Under state guidelines, counties can move more quickly through the second stage of the governor’s four-part reopening plan if they meet certain qualifications. Kern County officials had said the state’s qualifications — which required a county to report no novel coronavirus deaths in a two week period — were too harsh.
In a letter sent Friday to the governor, the county asked Newsom to reconsider the criteria counties must meet before loosening business restrictions. The letter was endorsed by 10 hospitals and other health officials.
The letter, along with efforts by other counties, apparently caught the attention of the governor's office.
The new criteria requires counties to keep a stable hospitalization rate over a seven-day period, as well as report less than 25 cases per 100,00 residents over two weeks or report less than 8 percent of COVID-19 tests return positive results.
Shortly after the governor’s announcement, Kern County wrote on Twitter the county was positioned to meet the new criteria. The county tweeted the Board of Supervisors could vote as soon as Tuesday to approve an attestation county officials must complete in order to move forward.
The state must then approve the county’s attestation.
“It is important to note, the County still must be approved before we’re allowed to move through the phases faster,” the county wrote. “We’re optimistic that we’ll be approved, but we need the community’s help to ensure we’re following the guidelines as they’re set now so that our (numbers) continue to hold.”
If the county is successful in attaining state approval, it will be granted a regional variance, allowing dine-in at restaurants and shopping in stores. A total of 24 counties in northern California have already received variances. The governor estimated 53 of the 58 counties in the state would be able to relax restrictions under the new criteria.
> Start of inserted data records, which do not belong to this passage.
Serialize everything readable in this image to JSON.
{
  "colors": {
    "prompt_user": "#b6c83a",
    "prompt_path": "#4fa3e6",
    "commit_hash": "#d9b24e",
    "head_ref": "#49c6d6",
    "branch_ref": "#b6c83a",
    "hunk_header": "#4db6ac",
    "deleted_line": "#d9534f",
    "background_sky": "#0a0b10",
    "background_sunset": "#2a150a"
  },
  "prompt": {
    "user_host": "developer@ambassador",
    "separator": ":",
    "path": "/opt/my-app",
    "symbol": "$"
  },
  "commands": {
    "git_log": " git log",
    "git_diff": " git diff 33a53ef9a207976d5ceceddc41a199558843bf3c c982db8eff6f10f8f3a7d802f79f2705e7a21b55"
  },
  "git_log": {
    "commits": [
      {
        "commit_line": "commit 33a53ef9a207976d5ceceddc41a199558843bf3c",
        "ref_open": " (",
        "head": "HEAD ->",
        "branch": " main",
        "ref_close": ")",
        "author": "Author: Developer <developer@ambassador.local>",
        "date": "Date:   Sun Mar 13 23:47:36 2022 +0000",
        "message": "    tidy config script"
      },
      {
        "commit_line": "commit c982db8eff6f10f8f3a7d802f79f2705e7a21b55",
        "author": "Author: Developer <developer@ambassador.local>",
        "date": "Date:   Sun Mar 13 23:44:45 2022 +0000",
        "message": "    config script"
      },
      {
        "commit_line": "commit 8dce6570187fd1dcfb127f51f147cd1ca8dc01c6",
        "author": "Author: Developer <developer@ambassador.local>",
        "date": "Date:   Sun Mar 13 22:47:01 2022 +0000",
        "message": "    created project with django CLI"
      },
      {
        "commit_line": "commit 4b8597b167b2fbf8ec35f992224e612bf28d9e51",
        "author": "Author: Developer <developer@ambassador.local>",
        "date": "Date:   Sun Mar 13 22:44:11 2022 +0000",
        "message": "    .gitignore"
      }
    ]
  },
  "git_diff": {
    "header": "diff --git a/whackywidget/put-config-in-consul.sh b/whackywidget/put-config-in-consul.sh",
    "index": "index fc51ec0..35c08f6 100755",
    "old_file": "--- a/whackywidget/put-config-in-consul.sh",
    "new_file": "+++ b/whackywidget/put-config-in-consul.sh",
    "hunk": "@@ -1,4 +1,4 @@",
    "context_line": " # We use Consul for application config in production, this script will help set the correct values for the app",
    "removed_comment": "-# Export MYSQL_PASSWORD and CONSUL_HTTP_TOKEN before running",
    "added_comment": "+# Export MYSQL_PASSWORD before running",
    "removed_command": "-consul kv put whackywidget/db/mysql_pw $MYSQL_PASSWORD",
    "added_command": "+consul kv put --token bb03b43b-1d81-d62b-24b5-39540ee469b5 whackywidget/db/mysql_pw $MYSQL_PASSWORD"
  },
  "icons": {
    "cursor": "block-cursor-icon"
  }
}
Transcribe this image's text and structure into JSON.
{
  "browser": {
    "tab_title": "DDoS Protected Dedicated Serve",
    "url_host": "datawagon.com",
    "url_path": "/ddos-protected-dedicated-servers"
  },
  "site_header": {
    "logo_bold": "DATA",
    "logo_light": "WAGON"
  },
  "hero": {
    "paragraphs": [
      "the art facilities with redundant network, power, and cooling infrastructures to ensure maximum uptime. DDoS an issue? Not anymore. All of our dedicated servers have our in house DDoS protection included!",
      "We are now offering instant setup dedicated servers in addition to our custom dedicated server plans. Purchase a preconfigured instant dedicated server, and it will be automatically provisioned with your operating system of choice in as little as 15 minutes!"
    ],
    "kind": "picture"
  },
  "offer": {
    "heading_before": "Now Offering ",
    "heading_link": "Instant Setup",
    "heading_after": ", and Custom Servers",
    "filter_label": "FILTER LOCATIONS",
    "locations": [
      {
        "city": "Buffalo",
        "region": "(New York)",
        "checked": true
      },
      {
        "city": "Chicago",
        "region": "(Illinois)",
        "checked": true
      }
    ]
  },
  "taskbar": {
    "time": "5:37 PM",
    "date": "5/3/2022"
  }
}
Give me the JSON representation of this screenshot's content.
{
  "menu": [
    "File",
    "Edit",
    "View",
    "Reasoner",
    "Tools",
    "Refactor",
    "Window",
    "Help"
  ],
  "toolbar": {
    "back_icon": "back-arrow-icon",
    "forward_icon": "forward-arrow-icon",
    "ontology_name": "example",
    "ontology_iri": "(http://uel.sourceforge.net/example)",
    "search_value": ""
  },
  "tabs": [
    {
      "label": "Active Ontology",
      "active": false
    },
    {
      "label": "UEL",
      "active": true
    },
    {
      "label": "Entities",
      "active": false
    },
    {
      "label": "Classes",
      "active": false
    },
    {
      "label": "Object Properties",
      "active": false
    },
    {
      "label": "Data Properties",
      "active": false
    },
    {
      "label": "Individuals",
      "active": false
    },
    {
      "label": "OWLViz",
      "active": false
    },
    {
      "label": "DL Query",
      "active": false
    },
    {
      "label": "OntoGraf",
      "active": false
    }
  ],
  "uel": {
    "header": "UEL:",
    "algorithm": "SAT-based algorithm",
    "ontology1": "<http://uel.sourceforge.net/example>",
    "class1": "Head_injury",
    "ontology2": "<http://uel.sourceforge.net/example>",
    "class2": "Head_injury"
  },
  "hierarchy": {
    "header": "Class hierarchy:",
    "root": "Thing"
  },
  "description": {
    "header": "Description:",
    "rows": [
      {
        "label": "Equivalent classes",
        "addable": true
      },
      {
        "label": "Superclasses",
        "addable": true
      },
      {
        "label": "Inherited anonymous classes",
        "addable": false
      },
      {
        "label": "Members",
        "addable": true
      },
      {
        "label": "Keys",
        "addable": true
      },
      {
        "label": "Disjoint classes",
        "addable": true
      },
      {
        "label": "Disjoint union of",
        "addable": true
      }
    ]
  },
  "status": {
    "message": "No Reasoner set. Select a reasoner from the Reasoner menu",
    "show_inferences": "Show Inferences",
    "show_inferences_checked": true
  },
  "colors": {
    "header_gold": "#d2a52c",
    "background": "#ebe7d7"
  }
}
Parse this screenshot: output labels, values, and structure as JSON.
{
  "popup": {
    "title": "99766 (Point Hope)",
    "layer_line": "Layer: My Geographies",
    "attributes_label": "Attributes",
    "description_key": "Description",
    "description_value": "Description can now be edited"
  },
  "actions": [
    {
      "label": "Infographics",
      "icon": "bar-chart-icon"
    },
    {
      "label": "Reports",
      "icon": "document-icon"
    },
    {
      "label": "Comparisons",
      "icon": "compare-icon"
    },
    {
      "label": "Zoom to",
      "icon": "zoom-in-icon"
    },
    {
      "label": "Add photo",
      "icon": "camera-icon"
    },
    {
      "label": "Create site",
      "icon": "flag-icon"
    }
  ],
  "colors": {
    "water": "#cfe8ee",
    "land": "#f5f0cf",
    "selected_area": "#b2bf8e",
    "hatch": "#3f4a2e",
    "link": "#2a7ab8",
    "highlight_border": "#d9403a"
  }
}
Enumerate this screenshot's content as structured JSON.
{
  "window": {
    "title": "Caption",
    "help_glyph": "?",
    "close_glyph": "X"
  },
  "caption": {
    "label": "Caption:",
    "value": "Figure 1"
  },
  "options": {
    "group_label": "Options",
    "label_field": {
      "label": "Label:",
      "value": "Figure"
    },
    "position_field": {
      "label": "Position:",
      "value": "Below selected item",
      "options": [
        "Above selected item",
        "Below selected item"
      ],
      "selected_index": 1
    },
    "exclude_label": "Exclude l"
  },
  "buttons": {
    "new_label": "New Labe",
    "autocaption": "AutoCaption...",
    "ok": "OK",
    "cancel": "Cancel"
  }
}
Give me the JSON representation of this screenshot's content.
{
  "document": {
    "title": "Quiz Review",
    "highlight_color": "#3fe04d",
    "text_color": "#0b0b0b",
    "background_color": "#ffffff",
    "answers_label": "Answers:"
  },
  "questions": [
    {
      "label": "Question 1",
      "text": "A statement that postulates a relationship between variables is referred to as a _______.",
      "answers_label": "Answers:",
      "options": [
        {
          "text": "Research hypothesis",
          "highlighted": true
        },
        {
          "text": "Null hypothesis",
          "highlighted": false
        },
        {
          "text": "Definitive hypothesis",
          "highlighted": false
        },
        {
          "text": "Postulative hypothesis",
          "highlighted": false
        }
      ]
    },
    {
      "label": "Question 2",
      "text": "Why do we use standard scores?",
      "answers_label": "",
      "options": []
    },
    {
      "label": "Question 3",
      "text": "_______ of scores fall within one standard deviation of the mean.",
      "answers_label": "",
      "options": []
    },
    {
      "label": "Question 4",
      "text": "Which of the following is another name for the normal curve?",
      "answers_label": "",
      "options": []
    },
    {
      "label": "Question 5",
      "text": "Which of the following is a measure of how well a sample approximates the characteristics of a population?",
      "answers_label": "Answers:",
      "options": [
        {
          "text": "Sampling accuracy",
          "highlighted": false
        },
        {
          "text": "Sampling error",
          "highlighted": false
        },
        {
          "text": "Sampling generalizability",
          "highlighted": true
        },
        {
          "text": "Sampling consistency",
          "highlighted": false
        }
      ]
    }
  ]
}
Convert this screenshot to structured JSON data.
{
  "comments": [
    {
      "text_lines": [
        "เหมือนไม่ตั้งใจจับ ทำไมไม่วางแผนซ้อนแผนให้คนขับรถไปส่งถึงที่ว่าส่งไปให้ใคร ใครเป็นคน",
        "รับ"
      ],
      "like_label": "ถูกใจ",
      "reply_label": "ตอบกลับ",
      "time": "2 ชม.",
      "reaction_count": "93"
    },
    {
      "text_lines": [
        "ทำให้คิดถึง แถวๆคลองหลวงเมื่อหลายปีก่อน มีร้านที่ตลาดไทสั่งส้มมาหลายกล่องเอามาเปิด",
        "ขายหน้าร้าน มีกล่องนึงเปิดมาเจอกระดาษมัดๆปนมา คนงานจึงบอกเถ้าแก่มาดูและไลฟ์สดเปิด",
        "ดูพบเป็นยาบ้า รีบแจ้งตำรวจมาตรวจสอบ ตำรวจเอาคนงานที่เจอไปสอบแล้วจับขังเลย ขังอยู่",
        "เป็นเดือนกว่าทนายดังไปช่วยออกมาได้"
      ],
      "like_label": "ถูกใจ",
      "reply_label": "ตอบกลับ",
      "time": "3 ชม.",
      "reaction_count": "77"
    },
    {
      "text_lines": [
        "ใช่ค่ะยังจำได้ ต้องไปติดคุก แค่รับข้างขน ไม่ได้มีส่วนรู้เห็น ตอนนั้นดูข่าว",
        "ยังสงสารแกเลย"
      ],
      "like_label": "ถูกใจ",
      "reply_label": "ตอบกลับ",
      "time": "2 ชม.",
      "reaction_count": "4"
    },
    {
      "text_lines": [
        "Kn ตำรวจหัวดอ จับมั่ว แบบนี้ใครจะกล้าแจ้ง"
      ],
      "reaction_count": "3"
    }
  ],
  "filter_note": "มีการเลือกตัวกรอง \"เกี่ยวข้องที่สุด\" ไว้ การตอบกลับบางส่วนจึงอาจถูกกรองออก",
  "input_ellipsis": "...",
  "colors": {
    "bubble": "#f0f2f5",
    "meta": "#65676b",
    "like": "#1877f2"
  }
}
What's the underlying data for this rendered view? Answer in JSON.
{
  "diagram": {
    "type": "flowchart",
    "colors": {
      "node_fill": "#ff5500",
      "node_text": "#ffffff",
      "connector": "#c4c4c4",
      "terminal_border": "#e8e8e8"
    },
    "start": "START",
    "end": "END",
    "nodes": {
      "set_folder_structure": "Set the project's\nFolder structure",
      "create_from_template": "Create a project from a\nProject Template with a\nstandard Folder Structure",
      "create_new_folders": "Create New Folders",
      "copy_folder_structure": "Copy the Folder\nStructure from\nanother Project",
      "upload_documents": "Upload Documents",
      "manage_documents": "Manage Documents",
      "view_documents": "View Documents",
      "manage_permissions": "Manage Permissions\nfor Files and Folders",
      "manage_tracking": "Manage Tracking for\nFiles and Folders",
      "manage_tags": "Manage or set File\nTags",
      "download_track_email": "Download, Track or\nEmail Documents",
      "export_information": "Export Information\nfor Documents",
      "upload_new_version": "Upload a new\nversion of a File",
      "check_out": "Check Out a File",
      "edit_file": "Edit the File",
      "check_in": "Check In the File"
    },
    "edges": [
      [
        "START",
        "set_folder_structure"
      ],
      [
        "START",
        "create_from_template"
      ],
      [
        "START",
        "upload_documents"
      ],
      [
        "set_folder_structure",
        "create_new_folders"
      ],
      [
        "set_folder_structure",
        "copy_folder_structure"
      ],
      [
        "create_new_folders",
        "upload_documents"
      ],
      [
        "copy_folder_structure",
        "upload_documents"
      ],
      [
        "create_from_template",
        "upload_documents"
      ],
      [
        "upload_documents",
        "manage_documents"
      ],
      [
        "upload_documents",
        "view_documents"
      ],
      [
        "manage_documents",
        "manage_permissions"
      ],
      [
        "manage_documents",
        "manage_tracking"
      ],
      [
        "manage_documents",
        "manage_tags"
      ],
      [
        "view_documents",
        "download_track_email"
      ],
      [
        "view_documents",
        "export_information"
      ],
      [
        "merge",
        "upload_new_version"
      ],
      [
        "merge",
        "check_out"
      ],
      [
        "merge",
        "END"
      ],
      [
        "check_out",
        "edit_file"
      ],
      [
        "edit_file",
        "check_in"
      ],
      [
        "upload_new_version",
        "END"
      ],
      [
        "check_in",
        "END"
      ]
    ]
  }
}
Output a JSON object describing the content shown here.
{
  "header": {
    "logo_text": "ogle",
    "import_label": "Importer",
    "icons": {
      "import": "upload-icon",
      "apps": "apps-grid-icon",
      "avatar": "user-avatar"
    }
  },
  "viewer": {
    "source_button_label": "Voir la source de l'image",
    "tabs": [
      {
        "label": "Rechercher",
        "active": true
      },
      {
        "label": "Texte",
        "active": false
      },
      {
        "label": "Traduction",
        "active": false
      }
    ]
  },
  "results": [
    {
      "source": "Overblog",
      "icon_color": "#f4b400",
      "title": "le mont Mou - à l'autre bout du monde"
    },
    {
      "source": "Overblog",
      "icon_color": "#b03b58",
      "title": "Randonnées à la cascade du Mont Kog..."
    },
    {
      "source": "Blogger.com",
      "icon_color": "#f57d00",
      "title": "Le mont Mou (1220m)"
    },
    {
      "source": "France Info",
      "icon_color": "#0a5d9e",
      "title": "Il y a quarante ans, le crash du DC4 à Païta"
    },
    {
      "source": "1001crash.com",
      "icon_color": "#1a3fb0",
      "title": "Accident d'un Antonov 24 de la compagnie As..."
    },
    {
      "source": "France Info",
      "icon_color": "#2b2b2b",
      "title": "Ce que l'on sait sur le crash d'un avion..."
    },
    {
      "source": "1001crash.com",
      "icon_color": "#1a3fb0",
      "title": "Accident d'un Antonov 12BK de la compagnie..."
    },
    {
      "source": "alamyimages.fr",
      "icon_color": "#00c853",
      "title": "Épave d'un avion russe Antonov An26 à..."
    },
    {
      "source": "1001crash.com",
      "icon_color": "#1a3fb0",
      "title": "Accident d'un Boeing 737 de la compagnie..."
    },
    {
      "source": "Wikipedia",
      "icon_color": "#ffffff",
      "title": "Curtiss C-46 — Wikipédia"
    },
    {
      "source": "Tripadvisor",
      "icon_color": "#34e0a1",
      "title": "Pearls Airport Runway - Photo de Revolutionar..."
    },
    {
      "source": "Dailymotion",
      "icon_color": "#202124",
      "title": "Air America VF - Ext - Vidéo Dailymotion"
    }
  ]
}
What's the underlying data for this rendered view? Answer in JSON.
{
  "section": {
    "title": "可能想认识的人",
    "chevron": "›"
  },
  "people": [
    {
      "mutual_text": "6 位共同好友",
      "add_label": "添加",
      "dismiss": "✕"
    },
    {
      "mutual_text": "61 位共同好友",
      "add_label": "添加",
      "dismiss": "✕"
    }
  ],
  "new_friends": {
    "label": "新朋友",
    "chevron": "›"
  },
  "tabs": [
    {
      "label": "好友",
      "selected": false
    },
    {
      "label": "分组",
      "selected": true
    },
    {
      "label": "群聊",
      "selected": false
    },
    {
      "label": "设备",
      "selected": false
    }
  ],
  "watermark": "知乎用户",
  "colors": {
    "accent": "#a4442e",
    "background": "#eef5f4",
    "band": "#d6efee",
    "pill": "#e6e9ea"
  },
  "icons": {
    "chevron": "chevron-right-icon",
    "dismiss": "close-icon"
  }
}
The governor also mentioned that if the rate of transmission held within the state, professional sports could return in June without spectators and retail restrictions could be loosened statewide.
“The only thing that will set us back is if we move too quickly,” he added.
Local elected officials praised the governor's decision.
"Over the last several weeks, I have worked with local leaders and submitted numerous requests to the governor to make critical modifications to the stay-at-home Order. The governor's original 'one-size-fits-all' plan unfairly places Kern, Tulare, and San Bernardino counties on the same spectrum as San Francisco and Los Angeles counties," State Sen. Shannon, R-Bakersfield, said in a statement. "I want to thank the governor for making such an important modification as it is necessary to revive our local economies, support businesses, and employ Californians."
State Sen. Melissa Hurtado, D-Sanger, encouraged Newsom to approve the local variance.
"As a representative for the southern Central Valley, I’ve experienced firsthand the struggles that rural communities are currently facing due to the pandemic. Local leaders in the communities are grappling with an increase number of unemployment, closure of businesses and limited access to health care services," she said in a statement. "To address these concerns of my constituents, I am choosing to stand behind communities of Senate District -14 who are seeking additional resources to mitigate added on challenges. Working with the four counties in my district, I’m calling on our communities to stand united during this crisis to help find solutions together in creating policies that are in line with the diversity of California."